Faux Job Ad Highlights Faculty Woes on Vermont College Campuses | Education | Seven Days | Vermont's Independent Voice

Seven Days needs your financial support!

Faux Job Ad Highlights Faculty Woes on Vermont College Campuses 

Local Matters

VERMONT -- Wanted: College professors to teach full-time but get paid 40 percent of full-time salary. No health care or other benefits . . . May not be provided with campus mailbox, computer, email, telephone, desk or office, though office hours may be required . . . Academic freedom balanced against one's vulnerability in not being rehired . . . No job security.

Does this job sound too bad to be true? The details are accurate, but the ad isn't. The fake employment listing ran this week in newspapers around Vermont, including The Burlington Free Press, the Barre-Montpelier Times Argus and the Rutland Herald.

The ads were placed by the United Professions of Vermont/AFT, the union that represents faculty and professional staff at Vermont state colleges and the University of Vermont.

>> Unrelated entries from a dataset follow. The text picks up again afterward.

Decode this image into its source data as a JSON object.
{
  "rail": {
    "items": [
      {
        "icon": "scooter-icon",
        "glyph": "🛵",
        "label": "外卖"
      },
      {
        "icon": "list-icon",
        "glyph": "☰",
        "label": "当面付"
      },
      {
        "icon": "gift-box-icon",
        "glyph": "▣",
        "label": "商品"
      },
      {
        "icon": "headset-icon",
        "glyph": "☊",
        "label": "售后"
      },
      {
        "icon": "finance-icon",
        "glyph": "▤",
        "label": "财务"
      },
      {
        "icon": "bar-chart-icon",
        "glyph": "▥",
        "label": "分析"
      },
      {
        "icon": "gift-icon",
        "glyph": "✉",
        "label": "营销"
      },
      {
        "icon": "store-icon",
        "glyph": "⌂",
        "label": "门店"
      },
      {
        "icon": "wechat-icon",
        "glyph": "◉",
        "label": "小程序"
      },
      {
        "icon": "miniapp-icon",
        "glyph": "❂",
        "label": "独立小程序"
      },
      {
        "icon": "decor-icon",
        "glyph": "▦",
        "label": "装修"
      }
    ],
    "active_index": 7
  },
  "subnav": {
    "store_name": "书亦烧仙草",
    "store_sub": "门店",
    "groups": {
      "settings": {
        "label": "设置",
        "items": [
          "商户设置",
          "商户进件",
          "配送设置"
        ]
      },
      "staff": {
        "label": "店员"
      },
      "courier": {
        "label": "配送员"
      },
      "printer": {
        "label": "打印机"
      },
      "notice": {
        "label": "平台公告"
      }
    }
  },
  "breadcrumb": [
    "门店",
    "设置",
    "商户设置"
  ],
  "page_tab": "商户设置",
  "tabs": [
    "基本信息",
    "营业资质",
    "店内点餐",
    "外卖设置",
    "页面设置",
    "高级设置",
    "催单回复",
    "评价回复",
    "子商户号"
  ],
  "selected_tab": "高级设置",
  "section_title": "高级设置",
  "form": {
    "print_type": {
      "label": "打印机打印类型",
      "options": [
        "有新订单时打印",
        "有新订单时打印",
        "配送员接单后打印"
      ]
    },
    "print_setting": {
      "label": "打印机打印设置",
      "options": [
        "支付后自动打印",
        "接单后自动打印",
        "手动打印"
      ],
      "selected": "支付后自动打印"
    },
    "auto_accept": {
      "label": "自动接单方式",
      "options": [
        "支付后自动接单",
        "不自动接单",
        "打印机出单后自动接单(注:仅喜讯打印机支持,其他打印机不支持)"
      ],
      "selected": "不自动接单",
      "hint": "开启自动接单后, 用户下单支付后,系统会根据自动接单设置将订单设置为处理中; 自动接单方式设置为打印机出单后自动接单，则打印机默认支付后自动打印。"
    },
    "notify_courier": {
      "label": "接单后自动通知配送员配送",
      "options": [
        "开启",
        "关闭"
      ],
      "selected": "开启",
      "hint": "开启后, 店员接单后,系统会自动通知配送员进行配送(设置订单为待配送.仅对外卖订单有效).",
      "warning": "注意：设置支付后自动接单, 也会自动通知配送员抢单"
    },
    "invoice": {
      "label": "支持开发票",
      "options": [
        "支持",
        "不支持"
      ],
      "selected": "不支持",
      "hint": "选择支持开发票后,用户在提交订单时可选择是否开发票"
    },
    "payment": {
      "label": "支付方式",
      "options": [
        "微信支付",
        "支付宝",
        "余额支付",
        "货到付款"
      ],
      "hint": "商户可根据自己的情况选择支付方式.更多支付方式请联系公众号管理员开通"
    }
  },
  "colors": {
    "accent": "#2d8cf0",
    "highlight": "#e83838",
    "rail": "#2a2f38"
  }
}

According to Union President Roy Vestrich, who's also a full professor at Castleton State College, the ads were part of "Campus Equity Week," a nationwide campaign aimed at raising public awareness about the unfair working conditions of part-time, adjunct faculty and other contingent faculty.

"What's interesting about it from our perspective is that if people were honest in their advertising of what part-time faculty lives are like, this is the ad they'd have to run," Vestrich says.

Vestrich didn't place the ads himself, so he couldn't say whether any of the newspapers that ran it were aware it was a hoax. The Burlington Free Press didn't respond to Seven Days' request for a comment. But Vestrich says the ad was reviewed by the daily before it was published. Free Press staff worked on shortening it.

David Cousins, marketing director at the Times Argus, which is the sister paper of the Rutland Herald, was apparently unaware of the ad's true intent. "Thanks for the heads-up," he said.

Apparently, the newspapers' classified editors weren't the only ones fooled.

"We've actually had a couple of people respond to it as a serious ad," Vestrich says. "It just shows how desperate for work some people are."

Got something to say? Send a letter to the editor and we'll publish your feedback in print!

About The Author

Ken Picard

Ken Picard

Bio:
Ken Picard has been a Seven Days staff writer since 2002. He has won numerous awards for his work, including the Vermont Press Association's 2005 Mavis Doyle award, a general excellence prize for reporters.

Comments


Comments are closed.

Since 2014, Seven Days has allowed readers to comment on all stories posted on our website. While we’ve appreciated the suggestions and insights, the time has come to shut them down — at least temporarily.

While we champion free speech, facts are a matter of life and death during the coronavirus pandemic, and right now Seven Days is prioritizing the production of responsible journalism over moderating online debates between readers.

To criticize, correct or praise our reporting, please send us a letter to the editor. Or send us a tip. We’ll check it out and report the results.

Online comments may return when we have better tech tools for managing them. Thanks for reading.

Latest in Education

Keep up with us Seven Days a week!

Sign up for our fun and informative
newsletters:

All content © 2020 Da Capo Publishing, Inc. 255 So. Champlain St. Ste. 5, Burlington, VT 05401  |  Contact Us
Website powered by Foundation